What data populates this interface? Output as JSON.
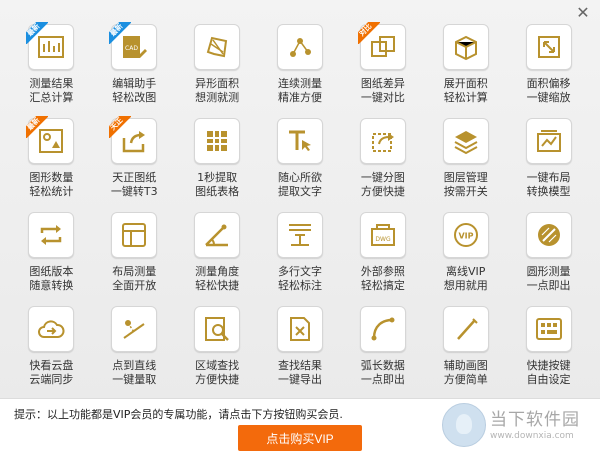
{
  "window": {
    "close_glyph": "✕"
  },
  "features": [
    {
      "icon": "measure-summary-icon",
      "line1": "测量结果",
      "line2": "汇总计算",
      "badge": "最新",
      "badge_color": "blue"
    },
    {
      "icon": "cad-edit-icon",
      "line1": "编辑助手",
      "line2": "轻松改图",
      "badge": "最新",
      "badge_color": "blue"
    },
    {
      "icon": "irregular-area-icon",
      "line1": "异形面积",
      "line2": "想测就测"
    },
    {
      "icon": "continuous-measure-icon",
      "line1": "连续测量",
      "line2": "精准方便"
    },
    {
      "icon": "drawing-diff-icon",
      "line1": "图纸差异",
      "line2": "一键对比",
      "badge": "对比",
      "badge_color": "orange"
    },
    {
      "icon": "unfold-area-icon",
      "line1": "展开面积",
      "line2": "轻松计算"
    },
    {
      "icon": "area-offset-icon",
      "line1": "面积偏移",
      "line2": "一键缩放"
    },
    {
      "icon": "shape-count-icon",
      "line1": "图形数量",
      "line2": "轻松统计",
      "badge": "最新",
      "badge_color": "orange"
    },
    {
      "icon": "tianzheng-convert-icon",
      "line1": "天正图纸",
      "line2": "一键转T3",
      "badge": "天正",
      "badge_color": "orange"
    },
    {
      "icon": "table-extract-icon",
      "line1": "1秒提取",
      "line2": "图纸表格"
    },
    {
      "icon": "text-extract-icon",
      "line1": "随心所欲",
      "line2": "提取文字"
    },
    {
      "icon": "split-drawing-icon",
      "line1": "一键分图",
      "line2": "方便快捷"
    },
    {
      "icon": "layer-manage-icon",
      "line1": "图层管理",
      "line2": "按需开关"
    },
    {
      "icon": "layout-convert-icon",
      "line1": "一键布局",
      "line2": "转换模型"
    },
    {
      "icon": "version-convert-icon",
      "line1": "图纸版本",
      "line2": "随意转换"
    },
    {
      "icon": "layout-icon",
      "line1": "布局测量",
      "line2": "全面开放"
    },
    {
      "icon": "angle-measure-icon",
      "line1": "测量角度",
      "line2": "轻松快捷"
    },
    {
      "icon": "multiline-text-icon",
      "line1": "多行文字",
      "line2": "轻松标注"
    },
    {
      "icon": "external-ref-icon",
      "line1": "外部参照",
      "line2": "轻松搞定"
    },
    {
      "icon": "vip-icon",
      "line1": "离线VIP",
      "line2": "想用就用"
    },
    {
      "icon": "circle-measure-icon",
      "line1": "圆形测量",
      "line2": "一点即出"
    },
    {
      "icon": "cloud-sync-icon",
      "line1": "快看云盘",
      "line2": "云端同步"
    },
    {
      "icon": "point-to-line-icon",
      "line1": "点到直线",
      "line2": "一键量取"
    },
    {
      "icon": "area-search-icon",
      "line1": "区域查找",
      "line2": "方便快捷"
    },
    {
      "icon": "export-results-icon",
      "line1": "查找结果",
      "line2": "一键导出"
    },
    {
      "icon": "arc-data-icon",
      "line1": "弧长数据",
      "line2": "一点即出"
    },
    {
      "icon": "auxiliary-draw-icon",
      "line1": "辅助画图",
      "line2": "方便简单"
    },
    {
      "icon": "shortcut-keys-icon",
      "line1": "快捷按键",
      "line2": "自由设定"
    }
  ],
  "hint": "提示：以上功能都是VIP会员的专属功能，请点击下方按钮购买会员.",
  "buy_button": "点击购买VIP",
  "watermark": {
    "name": "当下软件园",
    "url": "www.downxia.com"
  },
  "colors": {
    "icon": "#b8922e",
    "button": "#f36a0c",
    "badge_blue": "#1b8fe0",
    "badge_orange": "#f07000"
  }
}
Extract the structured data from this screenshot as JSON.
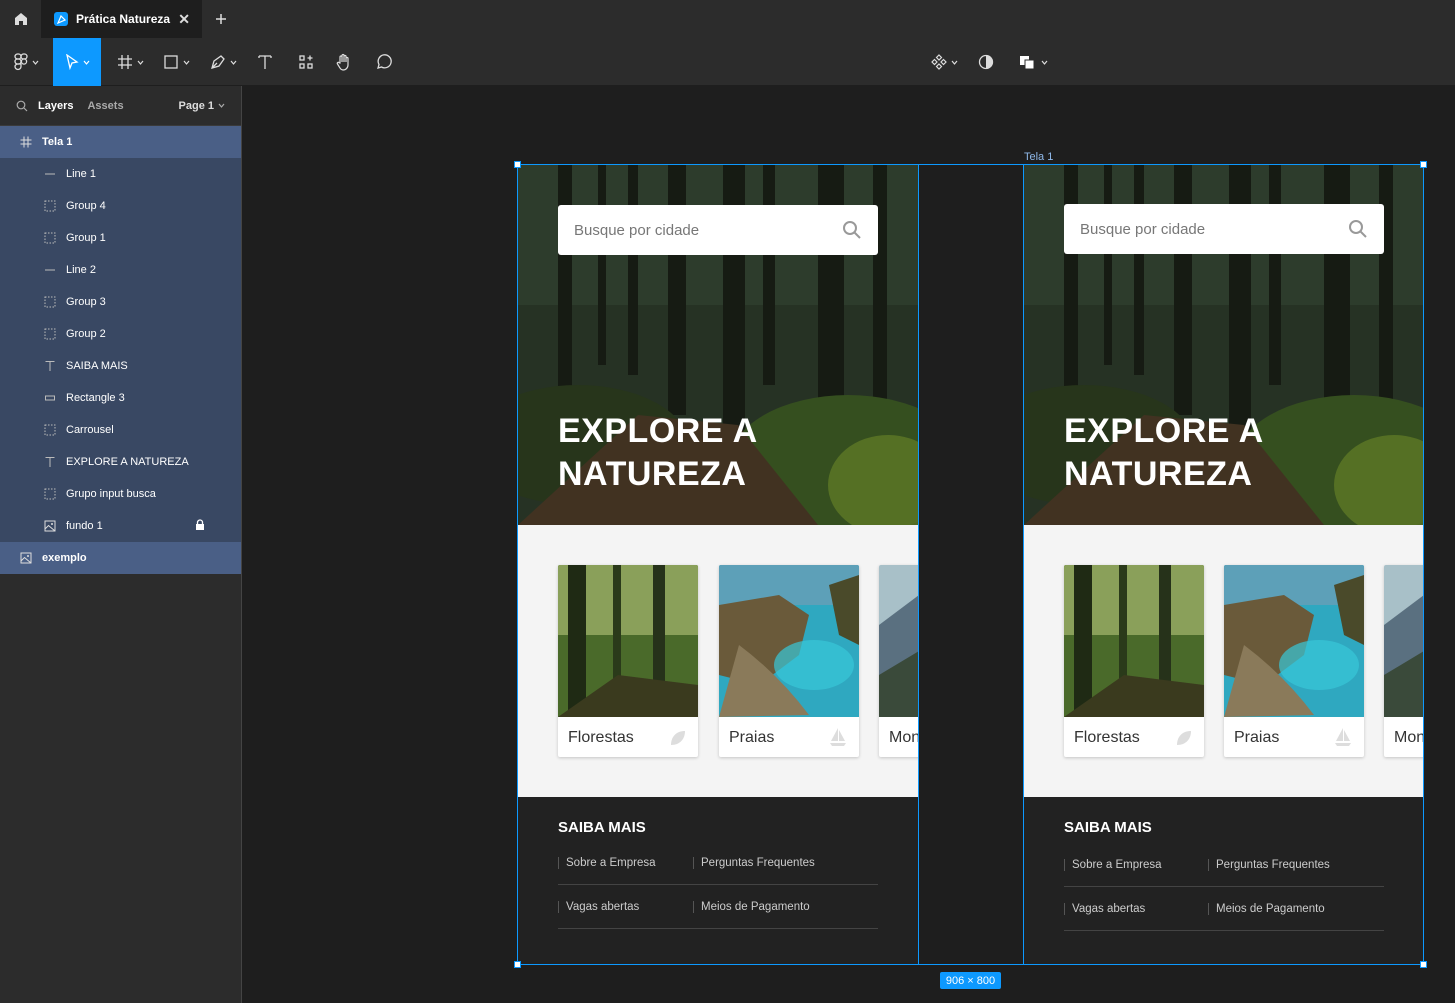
{
  "titlebar": {
    "tab_label": "Prática Natureza"
  },
  "left_panel": {
    "tabs": {
      "layers": "Layers",
      "assets": "Assets",
      "page": "Page 1"
    },
    "layers": [
      {
        "name": "Tela 1",
        "icon": "frame-icon"
      },
      {
        "name": "Line 1",
        "icon": "line-icon"
      },
      {
        "name": "Group 4",
        "icon": "group-icon"
      },
      {
        "name": "Group 1",
        "icon": "group-icon"
      },
      {
        "name": "Line 2",
        "icon": "line-icon"
      },
      {
        "name": "Group 3",
        "icon": "group-icon"
      },
      {
        "name": "Group 2",
        "icon": "group-icon"
      },
      {
        "name": "SAIBA MAIS",
        "icon": "text-icon"
      },
      {
        "name": "Rectangle 3",
        "icon": "rectangle-icon"
      },
      {
        "name": "Carrousel",
        "icon": "group-icon"
      },
      {
        "name": "EXPLORE A NATUREZA",
        "icon": "text-icon"
      },
      {
        "name": "Grupo input busca",
        "icon": "group-icon"
      },
      {
        "name": "fundo 1",
        "icon": "image-icon",
        "locked": true
      },
      {
        "name": "exemplo",
        "icon": "image-icon"
      }
    ]
  },
  "canvas": {
    "frame_label": "Tela 1",
    "dimensions": "906 × 800",
    "screen": {
      "search_placeholder": "Busque por cidade",
      "headline_line1": "EXPLORE A",
      "headline_line2": "NATUREZA",
      "cards": [
        "Florestas",
        "Praias",
        "Montanhas"
      ],
      "footer_title": "SAIBA MAIS",
      "links": [
        "Sobre a Empresa",
        "Perguntas Frequentes",
        "Vagas abertas",
        "Meios de Pagamento"
      ]
    }
  },
  "colors": {
    "accent": "#0d99ff",
    "panel": "#2c2c2c",
    "canvas": "#1e1e1e",
    "selection": "#394863"
  }
}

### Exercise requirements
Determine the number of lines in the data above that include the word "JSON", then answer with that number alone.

### Solution to this exercise
2